Few pundits are thrilled with the Afghanistan war strategy President Obama laid out Tuesday night. Especially unpopular
is his timetable for drawing down troop levels beginning in July 2011.
Conservative worry it will encourage the Taliban to
"wait out" our departure; liberals worry that Obama will drag his feet
and protract pulling out troops. Foreign Policy's Marc Lynch,
typically a supporter of Obama's, shares both concerns. But Lynch goes a step further and tells his fellow skeptics what they can--and should--do.
I believe that Obama and his team really want things to work out this way, and have carefully thought through how to work it. But when things don't go their way, will they really follow through on their promises to draw down? Few people believe that. And if they don't believe it, then the mechanism of pressure doesn't operate. So it seems to me that the best way for skeptics such as myself to help this strategy to succeed is to keep a sharp focus on the proposed mechanisms of change, demanding evidence that they are actually happening, and to hold the administration to its pledges to maintaining a clear time horizon and to avoiding the iron logic of serial escalations of a failing enterprise.Complaining about what the Commander-in-Chief should have done is a favorite pundit pastime. But Lynch reminds us that Americans in general and pundits in particular play a very real role in shaping policy. Rather than just accept as a foregone conclusion that Obama will fail to follow through on the timetable, Lynch insists we can hold him accountable--and that this, indeed, may be part of the president's plan.
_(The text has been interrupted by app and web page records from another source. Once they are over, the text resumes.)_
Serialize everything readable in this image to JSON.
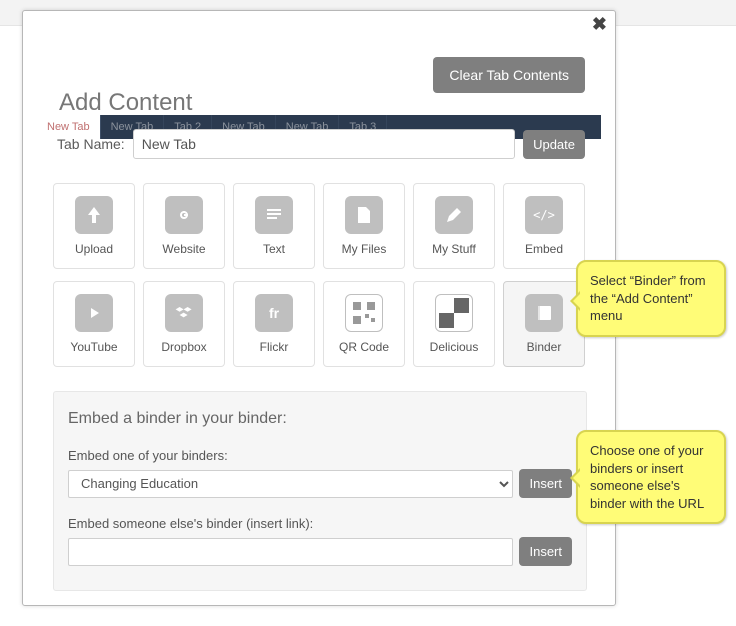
{
  "header": {
    "title": "Add Content",
    "clear_btn": "Clear Tab Contents"
  },
  "tabs_bg": [
    "New Tab",
    "New Tab",
    "Tab 2",
    "New Tab",
    "New Tab",
    "Tab 3"
  ],
  "tabname": {
    "label": "Tab Name:",
    "value": "New Tab",
    "update": "Update"
  },
  "tiles": [
    {
      "label": "Upload",
      "icon": "upload-icon"
    },
    {
      "label": "Website",
      "icon": "link-icon"
    },
    {
      "label": "Text",
      "icon": "text-icon"
    },
    {
      "label": "My Files",
      "icon": "file-icon"
    },
    {
      "label": "My Stuff",
      "icon": "pen-icon"
    },
    {
      "label": "Embed",
      "icon": "embed-icon"
    },
    {
      "label": "YouTube",
      "icon": "youtube-icon"
    },
    {
      "label": "Dropbox",
      "icon": "dropbox-icon"
    },
    {
      "label": "Flickr",
      "icon": "flickr-icon"
    },
    {
      "label": "QR Code",
      "icon": "qrcode-icon"
    },
    {
      "label": "Delicious",
      "icon": "delicious-icon"
    },
    {
      "label": "Binder",
      "icon": "binder-icon",
      "selected": true
    }
  ],
  "panel": {
    "heading": "Embed a binder in your binder:",
    "own_label": "Embed one of your binders:",
    "own_selected": "Changing Education",
    "insert": "Insert",
    "other_label": "Embed someone else's binder (insert link):",
    "other_value": ""
  },
  "callouts": {
    "c1": "Select “Binder” from the “Add Content” menu",
    "c2": "Choose one of your binders or insert someone else's binder with the URL"
  }
}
Generating domestic pressure to make his commitments on a time horizon and this not becoming an endless series of futile escalations credible will be one of the most important things which Obama's skeptical supporters can do over the next year. And Obama clearly understands that.